One hundred years ago, during the evening of the 22nd of December 1900, the students of the “Illumination” class at the Central School of Arts and Crafts, and their tutor and mentor, Edward Johnston gathered together in their second floor classroom…
Raymond Gid est mort le dimanche 12 novembre, à Paris. Né le 25 novembre 1905, Raymond Gid s’est d’abord fait connaître par ses affiches après des études aux Beaux-Arts. Cinéphile, il en conçoit pour de nombreux films, dont Vampyr de Dreyer (photomontage, 1932), Le Silence de la mer de Melville (1949), Les Diaboliques de Clouzot (1955).
Probably similar to other countries, most French news in 2000 came from the web. Several type designers now have their own domain name and others have set up information websites about type.
Young is an eminent American lettering artist and type designer, who has just published an excellent new book called FONTS & LOGOS. ATypI-France has organized his coming to Paris. He will give a lecture on the 18th of October, 2000. As he is not very well known in France, we decided to interview him…
After many pleasant years of receiving news from Fontzone, we thought it would be a good idea to try to know more about the man behind one of the best typographical news web sites. Sadly, we took the opportunity at Fontzone’s closing at the end of April 2000 to interview him. Clive Bruton ran this web site with a small team of contributors, showing strong and rare editorial independence in the typographic scene.
We asked John Downer, an American specialist in sign painting, to comment on several pictures taken in our home city of Malakoff, a surburb of Paris. This article was initially published in 2000. In 2004, couple of the original signs are gone. Its why we decided to update the article a little bit.
It all began in September 1997, during the ATypI conference in Reading, England, when Mark Batty asked me if I would be involved (with others) in organising the next conference, which would be held somewhere in France. In November, the organising team — which then consisted of Robert Norton, Thomas Gravemaker, Sharon Irving, Mark Batty and me — decided that the city of Lyon was the best location.
Let us begin with a short overview of those nineteenth & twentieth centuries that no longer really belong to us. All the generations of typographers who used metal type in their daily work understood the power of that poem of rectangularity, Gutenberg’s mechanism, the industrious craft that reached its first apogee with the arrival of the Industrial Revolution, & carried on until the middle of the twentieth century.
Gérard Blanchard (1927-1998) had worked in many facets of type and graphic related industries, as a graphic designer, engraver, illustrator, writer and historian.

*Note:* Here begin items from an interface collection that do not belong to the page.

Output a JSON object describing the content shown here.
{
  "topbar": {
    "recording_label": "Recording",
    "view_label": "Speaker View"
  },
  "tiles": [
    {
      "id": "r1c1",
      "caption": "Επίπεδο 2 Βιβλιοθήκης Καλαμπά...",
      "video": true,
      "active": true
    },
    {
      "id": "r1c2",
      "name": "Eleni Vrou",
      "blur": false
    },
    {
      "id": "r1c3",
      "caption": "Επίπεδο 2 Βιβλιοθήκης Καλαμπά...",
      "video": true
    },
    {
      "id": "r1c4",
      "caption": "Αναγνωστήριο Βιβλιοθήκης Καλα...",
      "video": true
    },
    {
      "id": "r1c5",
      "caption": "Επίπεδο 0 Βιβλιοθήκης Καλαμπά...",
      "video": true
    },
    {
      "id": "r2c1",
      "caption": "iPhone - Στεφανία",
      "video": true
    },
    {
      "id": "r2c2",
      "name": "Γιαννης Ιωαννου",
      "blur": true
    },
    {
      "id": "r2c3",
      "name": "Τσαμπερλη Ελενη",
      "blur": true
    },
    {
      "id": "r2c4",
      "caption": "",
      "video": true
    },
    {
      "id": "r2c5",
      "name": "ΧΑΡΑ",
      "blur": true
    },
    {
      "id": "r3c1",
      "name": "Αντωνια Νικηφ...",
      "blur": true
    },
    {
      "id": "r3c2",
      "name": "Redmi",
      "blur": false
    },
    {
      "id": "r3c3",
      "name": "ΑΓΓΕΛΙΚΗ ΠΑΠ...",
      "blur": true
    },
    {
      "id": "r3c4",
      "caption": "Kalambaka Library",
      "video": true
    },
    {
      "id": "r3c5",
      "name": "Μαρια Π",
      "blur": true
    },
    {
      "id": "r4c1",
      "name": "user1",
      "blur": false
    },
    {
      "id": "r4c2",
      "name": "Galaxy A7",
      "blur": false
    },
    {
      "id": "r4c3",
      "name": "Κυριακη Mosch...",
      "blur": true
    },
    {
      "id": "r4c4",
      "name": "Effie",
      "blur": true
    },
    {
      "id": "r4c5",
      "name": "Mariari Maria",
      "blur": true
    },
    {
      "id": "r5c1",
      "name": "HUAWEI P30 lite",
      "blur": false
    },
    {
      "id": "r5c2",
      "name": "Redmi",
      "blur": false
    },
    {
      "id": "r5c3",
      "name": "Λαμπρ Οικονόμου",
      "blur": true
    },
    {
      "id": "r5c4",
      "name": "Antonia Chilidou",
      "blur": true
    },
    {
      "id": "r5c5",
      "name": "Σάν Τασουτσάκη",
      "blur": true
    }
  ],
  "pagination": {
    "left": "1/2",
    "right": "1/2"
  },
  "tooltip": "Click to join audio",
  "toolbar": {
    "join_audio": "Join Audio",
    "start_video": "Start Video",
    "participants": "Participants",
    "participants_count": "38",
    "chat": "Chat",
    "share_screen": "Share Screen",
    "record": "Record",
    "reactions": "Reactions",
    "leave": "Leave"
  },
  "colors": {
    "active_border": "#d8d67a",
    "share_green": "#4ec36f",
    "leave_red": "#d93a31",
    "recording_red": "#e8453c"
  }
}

His work brought him into touch with many well known designers including Roger Excoffon, Maximilien Vox and José Mendoza. As a writer and historian his work was internationally recognised and drew a wide audience. It is a great shame that his work is not more widely translated.